Admittedly, our food looked great when it arrived. I’m not a big fast-food person to begin with, shunning all Mc-related option unless it’s the only thing available in a 200km radius and I haven’t had any food in 48 hours. Yet, these burgers seemed freshly seasoned and grilled with care, and the buns looked how actual hamburger buns should: light, airy, slightly toasted and with a smattering of sesame seeds for added flavour.
The feedback on the food was mixed. In all, everything was enjoyed, though expectations might have been a bit too high. The beef burger with honey mustard had only a smear of honey mustard on it; the onion rings were far too greasy; the owner of the goat-cheese burger was not thrilled about bread, and the chicken burger could have used a few more lettuce, tomatoes and pickles.

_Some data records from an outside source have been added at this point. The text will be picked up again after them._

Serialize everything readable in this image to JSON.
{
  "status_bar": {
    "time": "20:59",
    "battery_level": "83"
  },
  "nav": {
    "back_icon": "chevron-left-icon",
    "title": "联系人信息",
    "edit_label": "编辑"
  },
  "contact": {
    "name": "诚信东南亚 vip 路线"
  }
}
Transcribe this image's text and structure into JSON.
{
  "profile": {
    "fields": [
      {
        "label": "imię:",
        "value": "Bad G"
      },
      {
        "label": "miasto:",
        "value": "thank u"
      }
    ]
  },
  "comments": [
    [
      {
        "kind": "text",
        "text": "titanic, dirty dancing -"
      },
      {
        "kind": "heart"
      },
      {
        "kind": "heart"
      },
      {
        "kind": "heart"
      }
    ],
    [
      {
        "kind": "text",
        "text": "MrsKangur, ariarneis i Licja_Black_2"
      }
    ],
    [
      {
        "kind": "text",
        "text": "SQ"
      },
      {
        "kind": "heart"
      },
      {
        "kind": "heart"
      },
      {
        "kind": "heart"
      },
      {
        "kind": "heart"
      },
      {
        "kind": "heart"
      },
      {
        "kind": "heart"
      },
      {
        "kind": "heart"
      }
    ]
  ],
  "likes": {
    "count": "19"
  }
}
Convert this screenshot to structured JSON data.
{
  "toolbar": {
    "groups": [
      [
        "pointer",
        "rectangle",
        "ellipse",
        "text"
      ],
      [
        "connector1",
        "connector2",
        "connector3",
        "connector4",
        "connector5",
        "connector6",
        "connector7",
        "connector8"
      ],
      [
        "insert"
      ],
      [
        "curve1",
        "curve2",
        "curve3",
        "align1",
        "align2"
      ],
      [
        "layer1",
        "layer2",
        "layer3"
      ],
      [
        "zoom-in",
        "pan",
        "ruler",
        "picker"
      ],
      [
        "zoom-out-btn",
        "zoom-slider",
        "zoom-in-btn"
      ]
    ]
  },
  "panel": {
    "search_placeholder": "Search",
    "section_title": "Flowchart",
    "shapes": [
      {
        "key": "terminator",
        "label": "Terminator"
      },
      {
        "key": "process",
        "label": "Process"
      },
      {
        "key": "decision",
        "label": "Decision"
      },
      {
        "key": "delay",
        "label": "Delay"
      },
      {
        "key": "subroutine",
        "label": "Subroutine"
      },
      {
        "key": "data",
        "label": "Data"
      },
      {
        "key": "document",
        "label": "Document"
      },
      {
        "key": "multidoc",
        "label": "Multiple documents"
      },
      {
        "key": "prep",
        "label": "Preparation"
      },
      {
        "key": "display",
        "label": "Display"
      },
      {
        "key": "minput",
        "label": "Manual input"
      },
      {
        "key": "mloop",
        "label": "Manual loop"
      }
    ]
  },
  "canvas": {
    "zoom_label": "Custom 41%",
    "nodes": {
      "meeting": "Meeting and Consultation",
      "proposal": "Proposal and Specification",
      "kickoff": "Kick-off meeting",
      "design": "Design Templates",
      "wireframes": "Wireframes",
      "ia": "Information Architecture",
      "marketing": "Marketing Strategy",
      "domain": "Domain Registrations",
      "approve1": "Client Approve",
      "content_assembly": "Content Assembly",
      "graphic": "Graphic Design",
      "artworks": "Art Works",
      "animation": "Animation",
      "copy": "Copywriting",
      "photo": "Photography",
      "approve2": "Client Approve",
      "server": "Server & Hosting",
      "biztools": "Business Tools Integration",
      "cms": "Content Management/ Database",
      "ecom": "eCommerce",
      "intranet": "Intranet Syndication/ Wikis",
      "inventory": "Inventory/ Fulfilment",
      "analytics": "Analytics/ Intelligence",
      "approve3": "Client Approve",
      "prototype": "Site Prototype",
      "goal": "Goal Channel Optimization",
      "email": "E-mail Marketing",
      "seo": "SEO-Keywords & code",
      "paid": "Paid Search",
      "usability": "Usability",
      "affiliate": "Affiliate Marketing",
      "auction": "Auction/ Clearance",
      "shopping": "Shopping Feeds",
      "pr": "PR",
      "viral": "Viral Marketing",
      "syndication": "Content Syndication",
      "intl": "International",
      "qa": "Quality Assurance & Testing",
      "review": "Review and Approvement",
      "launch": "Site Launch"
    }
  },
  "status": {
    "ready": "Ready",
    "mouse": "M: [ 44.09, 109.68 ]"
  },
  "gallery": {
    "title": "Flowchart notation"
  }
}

Alas, critiques aside the group was pleased about the following:
- The burgers are made rare if requested.
- The harissa (hot sauce) was incredibly spicy and oh so good.
- Being able to select unusual toppings, such as grilled red pepper and goat cheese, is unique especially as a lot of them wind up going really well together and bring out the flavour of the meat.
- If you ask for something without cheese, you get it without cheese.
In all, it’s worth trying. As one friend remarked, “It’s 100 times better and 100 times healthier than McD’s or Burger King. Yes, I can probably make a better burger at home, but if want something relatively fast, tasty and easily accessible then Mince will be my go-to place in Cairo.” And there you have it. The modest feedback in combination with a reasonable price tag (3.5 people ate and drank for 160LE) means I’ll give Mince another try. Though I’ll probably wait a couple months until the service gets sorted and the hype dies down.
At least that way I’ll be able to have my sweet potato fries…and eat them too.